Noncardia gastric cancer (NCGC) is a leading cause of global cancer mortality, and is often diagnosed at advanced stages. Development of NCGC risk models within electronic health records (EHR) may allow for improved cancer prevention. There has been much recent interest in use of machine learning (ML) for cancer prediction, but few studies comparing ML with classical statistical models for NCGC risk prediction.We trained models using logistic regression (LR) and four commonly used ML algorithms to predict NCGC from age-/sex-matched controls in two EHR systems: Stanford University and the University of Washington (UW). The LR model contained well-established NCGC risk factors (intestinal metaplasia histology, prior Helicobacter pylori infection, race, ethnicity, nativity status, smoking history, anemia), whereas ML models agnostically selected variables from the EHR. Models were developed and internally validated in the Stanford data, and externally validated in the UW data. Hyperparameter tuning of models was achieved using cross-validation. Model performance was compared by accuracy, sensitivity, and specificity.In internal validation, LR performed with comparable accuracy (0.732; 95% CI, 0.698 to 0.764), sensitivity (0.697; 95% CI, 0.647 to 0.744), and specificity (0.767; 95% CI, 0.720 to 0.809) to penalized lasso, support vector machine, K-nearest neighbor, and random forest models. In external validation, LR continued to demonstrate high accuracy, sensitivity, and specificity. Although K-nearest neighbor demonstrated higher accuracy and specificity, this was offset by significantly lower sensitivity. No ML model consistently outperformed LR across evaluation criteria.Drawing data from two independent EHRs, we find LR on the basis of established risk factors demonstrated comparable performance to optimized ML algorithms.

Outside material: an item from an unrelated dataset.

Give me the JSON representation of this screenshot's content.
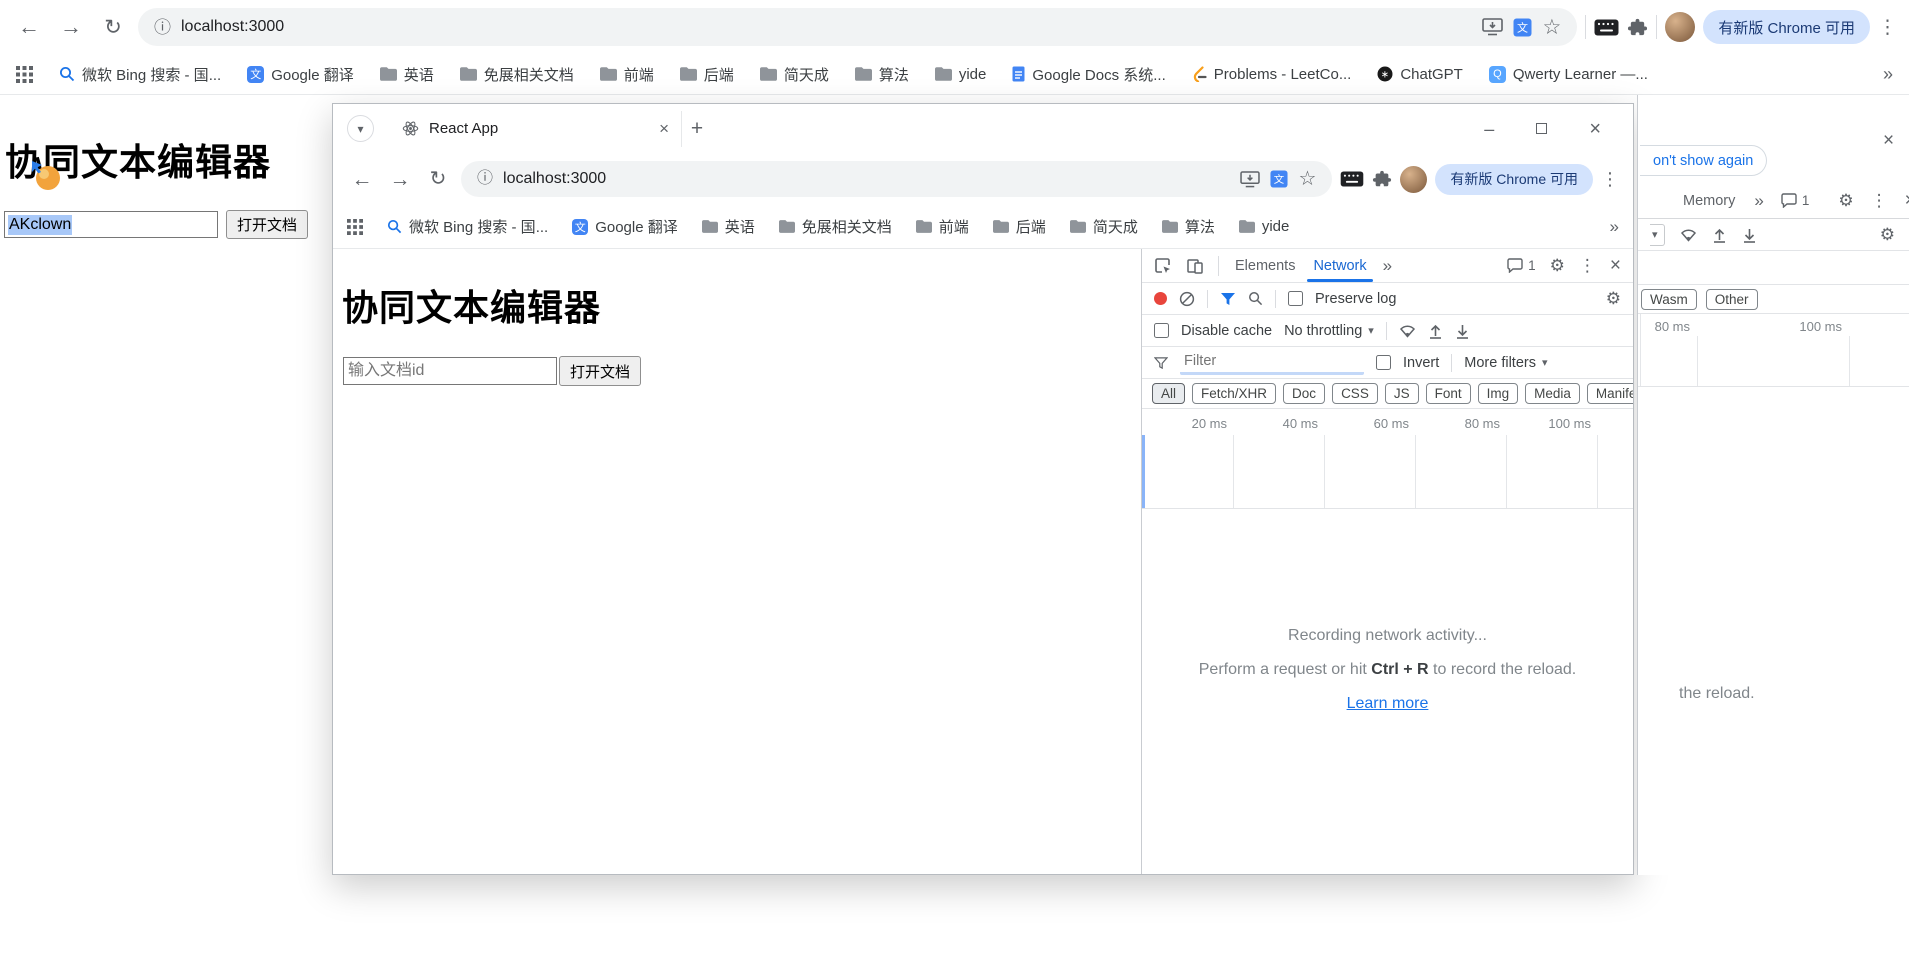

This study demonstrates that classical models built on robust, hand-chosen predictor variables may not be inferior to data-driven models for NCGC risk prediction.

View details for DOI 10.1200/CCI.22.00039

View details for PubMedID 35763703